> _Work to be completed_
Only a number is wanted here. Tally the lines of the data that contain "JSON".

> _Excerpted records_
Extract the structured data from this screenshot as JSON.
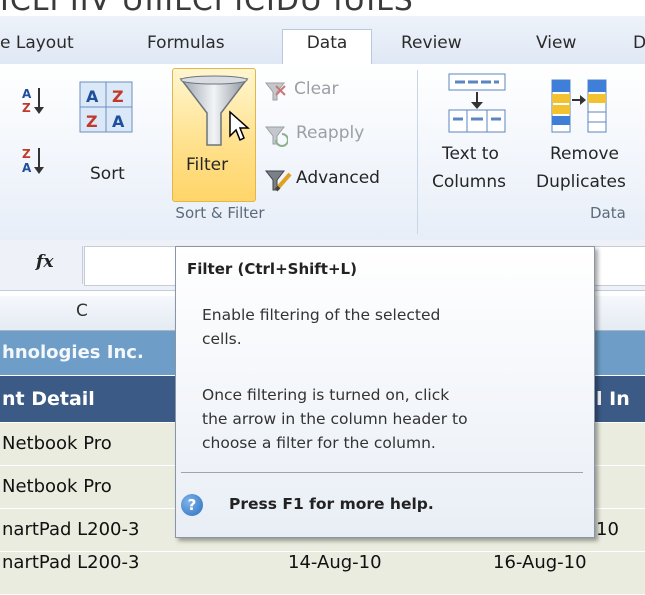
{
  "window": {
    "title_fragment": "ICLI IIV UIIILCI ICIDU IUILS"
  },
  "tabs": [
    {
      "label": "e Layout",
      "active": false
    },
    {
      "label": "Formulas",
      "active": false
    },
    {
      "label": "Data",
      "active": true
    },
    {
      "label": "Review",
      "active": false
    },
    {
      "label": "View",
      "active": false
    },
    {
      "label": "D",
      "active": false
    }
  ],
  "ribbon": {
    "sort_filter": {
      "group_label": "Sort & Filter",
      "sort_label": "Sort",
      "filter_label": "Filter",
      "clear_label": "Clear",
      "reapply_label": "Reapply",
      "advanced_label": "Advanced"
    },
    "data_tools": {
      "text_to_columns_line1": "Text to",
      "text_to_columns_line2": "Columns",
      "remove_duplicates_line1": "Remove",
      "remove_duplicates_line2": "Duplicates",
      "group_label": "Data"
    }
  },
  "formula_bar": {
    "fx_label": "fx",
    "value": ""
  },
  "sheet": {
    "column_header": "C",
    "company_text": "hnologies Inc.",
    "headers": [
      "nt Detail",
      "l In"
    ],
    "rows": [
      {
        "product": "Netbook Pro",
        "date1": "",
        "date2": ""
      },
      {
        "product": "Netbook Pro",
        "date1": "",
        "date2": ""
      },
      {
        "product": "nartPad L200-3",
        "date1": "",
        "date2": "10"
      },
      {
        "product": "nartPad L200-3",
        "date1": "14-Aug-10",
        "date2": "16-Aug-10"
      }
    ]
  },
  "tooltip": {
    "title": "Filter (Ctrl+Shift+L)",
    "lines": [
      "Enable filtering of the selected",
      "cells.",
      "Once filtering is turned on, click",
      "the arrow in the column header to",
      "choose a filter for the column."
    ],
    "help_text": "Press F1 for more help."
  },
  "colors": {
    "company_band": "#6e9ec7",
    "header_band": "#3b5a86",
    "row_fill": "#e9ecde",
    "filter_highlight": "#ffe08a"
  },
  "icons": [
    "sort-ascending-icon",
    "sort-dialog-icon",
    "sort-descending-icon",
    "filter-funnel-icon",
    "clear-filter-icon",
    "reapply-icon",
    "advanced-filter-icon",
    "text-to-columns-icon",
    "remove-duplicates-icon",
    "help-icon",
    "mouse-cursor-icon"
  ]
}
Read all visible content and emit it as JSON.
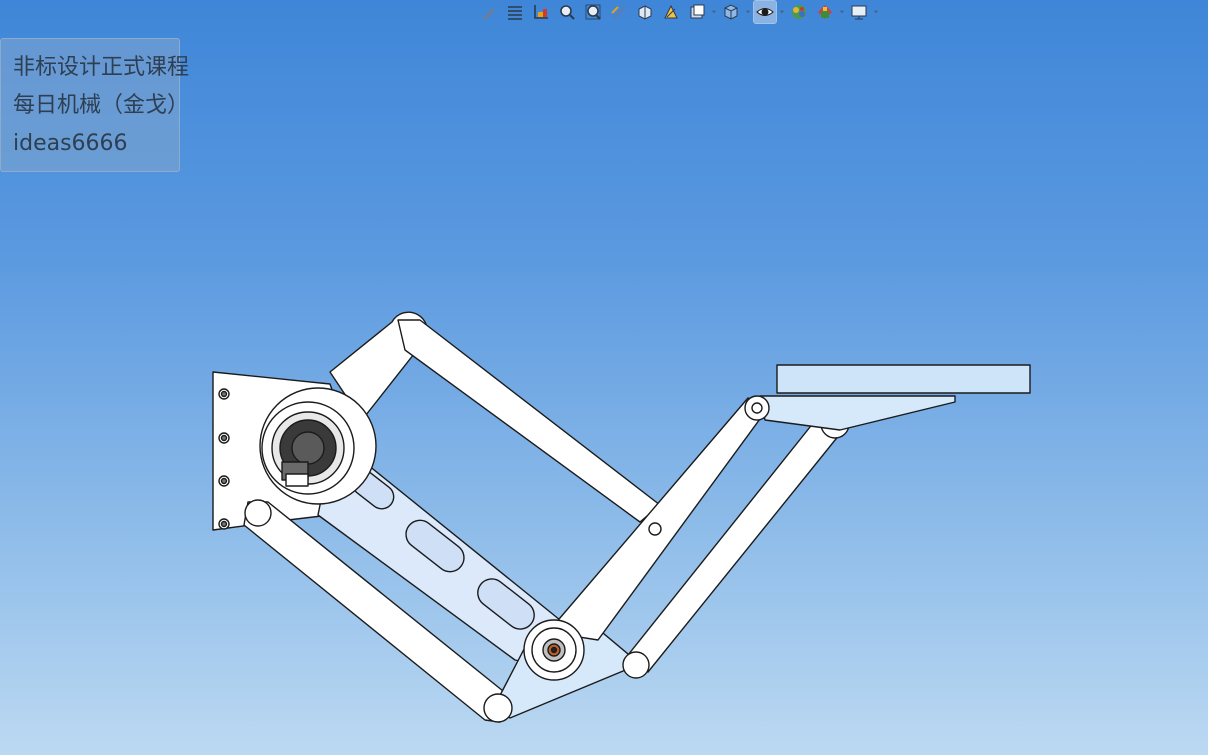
{
  "toolbar": {
    "buttons": [
      {
        "icon": "sketch-pencil-icon"
      },
      {
        "icon": "lines-icon"
      },
      {
        "icon": "coordinate-axes-icon"
      },
      {
        "icon": "zoom-to-area-icon"
      },
      {
        "icon": "zoom-to-fit-icon"
      },
      {
        "icon": "section-view-icon"
      },
      {
        "icon": "view-orientation-icon"
      },
      {
        "icon": "dynamic-annotation-icon"
      },
      {
        "icon": "display-style-icon"
      },
      {
        "icon": "standard-views-icon"
      },
      {
        "icon": "hide-show-items-icon",
        "active": true
      },
      {
        "icon": "edit-appearance-icon"
      },
      {
        "icon": "apply-scene-icon"
      },
      {
        "icon": "view-settings-icon"
      }
    ]
  },
  "watermark": {
    "line1": "非标设计正式课程",
    "line2": "每日机械（金戈）",
    "line3": "ideas6666"
  },
  "colors": {
    "background_top": "#3f86d8",
    "background_bottom": "#bcd9f2",
    "part_white": "#ffffff",
    "part_light_blue": "#d6e9fb",
    "outline": "#1b1b1b"
  }
}
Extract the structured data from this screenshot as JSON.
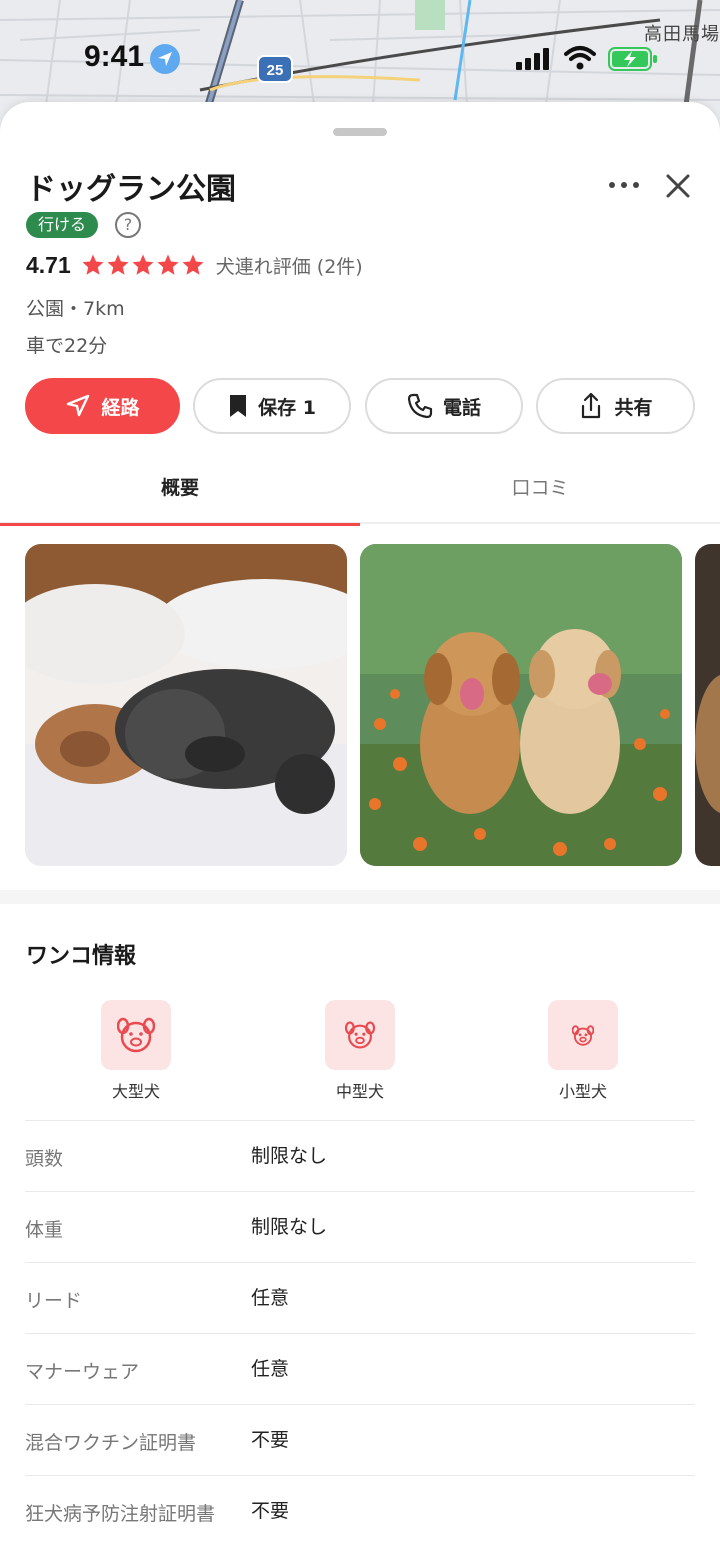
{
  "status_bar": {
    "time": "9:41",
    "location_icon": "location-arrow-icon",
    "battery": "charging"
  },
  "map": {
    "route_badge": "25",
    "place_label": "高田馬場"
  },
  "place": {
    "title": "ドッグラン公園",
    "open_badge": "行ける",
    "help_icon": "?",
    "rating": "4.71",
    "stars": 5,
    "rating_label": "犬連れ評価 (2件)",
    "category_distance": "公園・7km",
    "drive_time": "車で22分"
  },
  "actions": {
    "route_label": "経路",
    "save_label": "保存 1",
    "call_label": "電話",
    "share_label": "共有"
  },
  "tabs": {
    "overview": "概要",
    "reviews": "口コミ"
  },
  "dog_info": {
    "title": "ワンコ情報",
    "sizes": [
      "大型犬",
      "中型犬",
      "小型犬"
    ],
    "rows": [
      {
        "key": "頭数",
        "value": "制限なし"
      },
      {
        "key": "体重",
        "value": "制限なし"
      },
      {
        "key": "リード",
        "value": "任意"
      },
      {
        "key": "マナーウェア",
        "value": "任意"
      },
      {
        "key": "混合ワクチン証明書",
        "value": "不要"
      },
      {
        "key": "狂犬病予防注射証明書",
        "value": "不要"
      }
    ]
  },
  "colors": {
    "accent": "#f4474a",
    "badge_green": "#2e8b4e",
    "star": "#f4474a",
    "dog_tile": "#fde4e4"
  }
}
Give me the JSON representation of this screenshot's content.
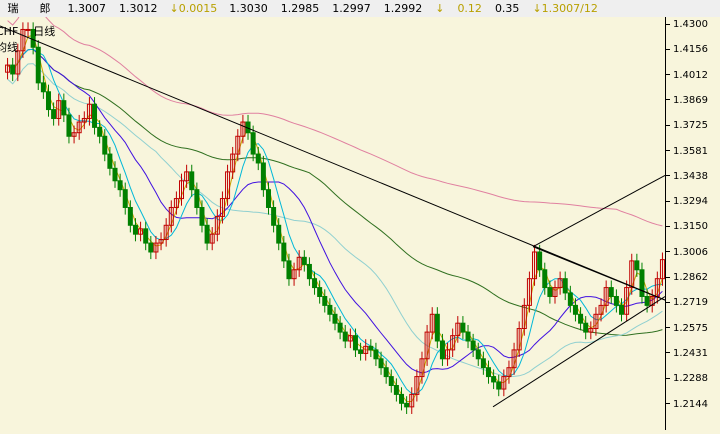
{
  "quote_bar": {
    "name": "瑞",
    "name2": "郎",
    "open": "1.3007",
    "high": "1.3012",
    "change": "0.0015",
    "last": "1.3030",
    "low1": "1.2985",
    "low2": "1.2997",
    "prev": "1.2992",
    "v1": "0.12",
    "v2": "0.35",
    "v3": "1.3007/12"
  },
  "labels": {
    "symbol": "CHF",
    "period": "日线",
    "extra": "均线"
  },
  "colors": {
    "up": "#c00000",
    "down": "#008000",
    "ma5": "#c8a800",
    "ma10": "#00b8d8",
    "ma20": "#4010e0",
    "ma60": "#90d0d0",
    "ma120": "#307020",
    "ma250": "#e080a0",
    "trend": "#000000"
  },
  "y_axis": {
    "ticks": [
      "1.4300",
      "1.4156",
      "1.4012",
      "1.3869",
      "1.3725",
      "1.3581",
      "1.3438",
      "1.3294",
      "1.3150",
      "1.3006",
      "1.2862",
      "1.2719",
      "1.2575",
      "1.2431",
      "1.2288",
      "1.2144"
    ]
  },
  "chart_data": {
    "type": "candlestick",
    "y_range": [
      1.205,
      1.437
    ],
    "series_close": [
      1.41,
      1.405,
      1.418,
      1.43,
      1.43,
      1.42,
      1.4,
      1.395,
      1.385,
      1.38,
      1.39,
      1.382,
      1.37,
      1.372,
      1.378,
      1.38,
      1.388,
      1.375,
      1.37,
      1.36,
      1.352,
      1.345,
      1.34,
      1.33,
      1.32,
      1.315,
      1.318,
      1.31,
      1.305,
      1.31,
      1.312,
      1.32,
      1.33,
      1.335,
      1.345,
      1.35,
      1.34,
      1.33,
      1.32,
      1.31,
      1.315,
      1.325,
      1.335,
      1.35,
      1.36,
      1.37,
      1.378,
      1.372,
      1.36,
      1.355,
      1.34,
      1.33,
      1.32,
      1.31,
      1.3,
      1.29,
      1.295,
      1.302,
      1.298,
      1.29,
      1.285,
      1.28,
      1.275,
      1.27,
      1.265,
      1.26,
      1.255,
      1.258,
      1.25,
      1.248,
      1.252,
      1.25,
      1.245,
      1.24,
      1.235,
      1.23,
      1.225,
      1.22,
      1.218,
      1.225,
      1.235,
      1.245,
      1.26,
      1.27,
      1.255,
      1.245,
      1.25,
      1.258,
      1.265,
      1.26,
      1.255,
      1.25,
      1.245,
      1.24,
      1.235,
      1.232,
      1.228,
      1.235,
      1.24,
      1.25,
      1.262,
      1.275,
      1.29,
      1.305,
      1.295,
      1.285,
      1.28,
      1.285,
      1.29,
      1.282,
      1.275,
      1.27,
      1.265,
      1.26,
      1.262,
      1.27,
      1.275,
      1.285,
      1.28,
      1.275,
      1.27,
      1.285,
      1.3,
      1.295,
      1.28,
      1.275,
      1.28,
      1.29,
      1.3007
    ]
  }
}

> _Output_
4